CNET News.com's Daniel Terdiman was on hand to talk with Jason Poland, the winner of the Legoland model builder contest.

And scattered throughout the model shop are at least two small prototype Freedom Tower models, each standing no more than a foot tall, from which the Miniland model was built.

"The typical model is most often some kind of character, a life-sized character, or a Miniland character, but something related to people," Petsche said. "We try to make the model be the gem that pops out" of a scene that could include real landscaping, or, say, a non-Lego treasure chest filled with Lego treasure.

As you might expect, the most challenging models for the shop's builders and designers are the bigger ones, especially when they involve complex shapes or designs.

That's why the 9-foot-tall grizzly is one of Petsche's proudest creations.

"Once you start getting very large, Lego gets very heavy, so it's hard to engineer," he said, adding that things like mounting such large models to the ground and determining how a steel infrastructure will hold up a model's heavy body are the trickiest elements of model building.

Building models from the ground up means that switching gears along the way can be complicated, Petsche said. So most big models are preceded by smaller versions, so they can figure out the details before they're committed to a massive project.

"If it's time to change directions, to add an arm, you have to envision that," he said. "It's hard to visualize a model while you're constructing it, so that (necessitates) prototyping."

In some cases, it's only necessary to prototype certain elements of a structure, Petsche said. If he's working on a skyscraper, he might only prototype a window or a roof corner if that element is going to be repeated in the final model.

It's hard to imagine a more playful job.
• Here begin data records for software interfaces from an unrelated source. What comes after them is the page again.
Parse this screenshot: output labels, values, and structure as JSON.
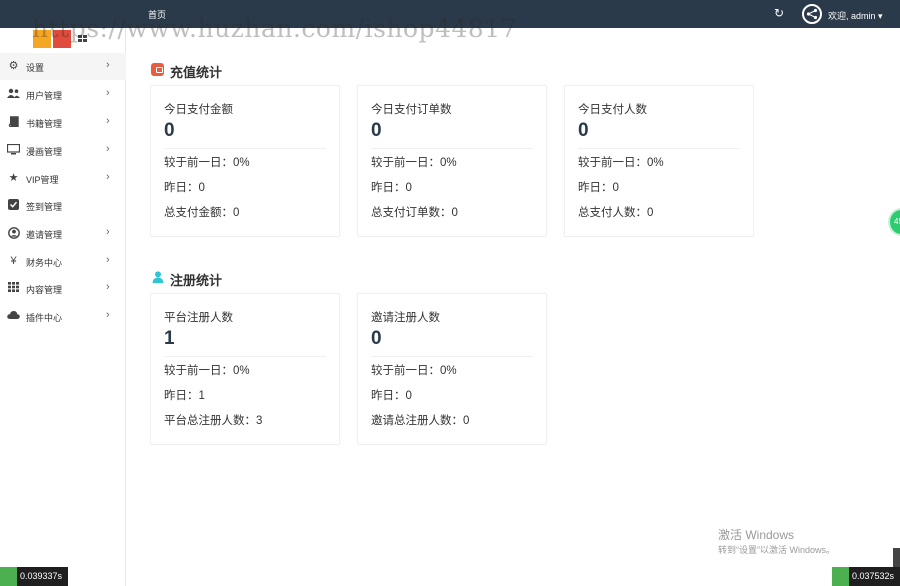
{
  "watermark": "https://www.huzhan.com/ishop44817",
  "topbar": {
    "home_label": "首页",
    "user_label": "欢迎, admin ▾"
  },
  "sidebar": {
    "items": [
      {
        "label": "设置",
        "icon": "gears-icon",
        "has_chevron": true,
        "active": true
      },
      {
        "label": "用户管理",
        "icon": "users-icon",
        "has_chevron": true
      },
      {
        "label": "书籍管理",
        "icon": "book-icon",
        "has_chevron": true
      },
      {
        "label": "漫画管理",
        "icon": "monitor-icon",
        "has_chevron": true
      },
      {
        "label": "VIP管理",
        "icon": "star-icon",
        "has_chevron": true
      },
      {
        "label": "签到管理",
        "icon": "check-square-icon",
        "has_chevron": false
      },
      {
        "label": "邀请管理",
        "icon": "user-circle-icon",
        "has_chevron": true
      },
      {
        "label": "财务中心",
        "icon": "yen-icon",
        "has_chevron": true
      },
      {
        "label": "内容管理",
        "icon": "grid-icon",
        "has_chevron": true
      },
      {
        "label": "插件中心",
        "icon": "cloud-icon",
        "has_chevron": true
      }
    ]
  },
  "recharge": {
    "title": "充值统计",
    "icon_color": "#e85c3f",
    "cards": [
      {
        "title": "今日支付金额",
        "value": "0",
        "compare": "较于前一日：0%",
        "yesterday": "昨日：0",
        "total": "总支付金额：0"
      },
      {
        "title": "今日支付订单数",
        "value": "0",
        "compare": "较于前一日：0%",
        "yesterday": "昨日：0",
        "total": "总支付订单数：0"
      },
      {
        "title": "今日支付人数",
        "value": "0",
        "compare": "较于前一日：0%",
        "yesterday": "昨日：0",
        "total": "总支付人数：0"
      }
    ]
  },
  "register": {
    "title": "注册统计",
    "icon_color": "#2ec6d6",
    "cards": [
      {
        "title": "平台注册人数",
        "value": "1",
        "compare": "较于前一日：0%",
        "yesterday": "昨日：1",
        "total": "平台总注册人数：3"
      },
      {
        "title": "邀请注册人数",
        "value": "0",
        "compare": "较于前一日：0%",
        "yesterday": "昨日：0",
        "total": "邀请总注册人数：0"
      }
    ]
  },
  "windows": {
    "activate": "激活 Windows",
    "sub": "转到“设置”以激活 Windows。"
  },
  "float_button": "45",
  "timers": {
    "left": "0.039337s",
    "right": "0.037532s"
  }
}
"My favorite part of the job is the realization of the impact it has on kids," Petsche said. "Normally, children are inspired by my job, so that feels good. People are inspired by me to want to play with Lego, and I believe Lego is a learning toy. You have to think it through."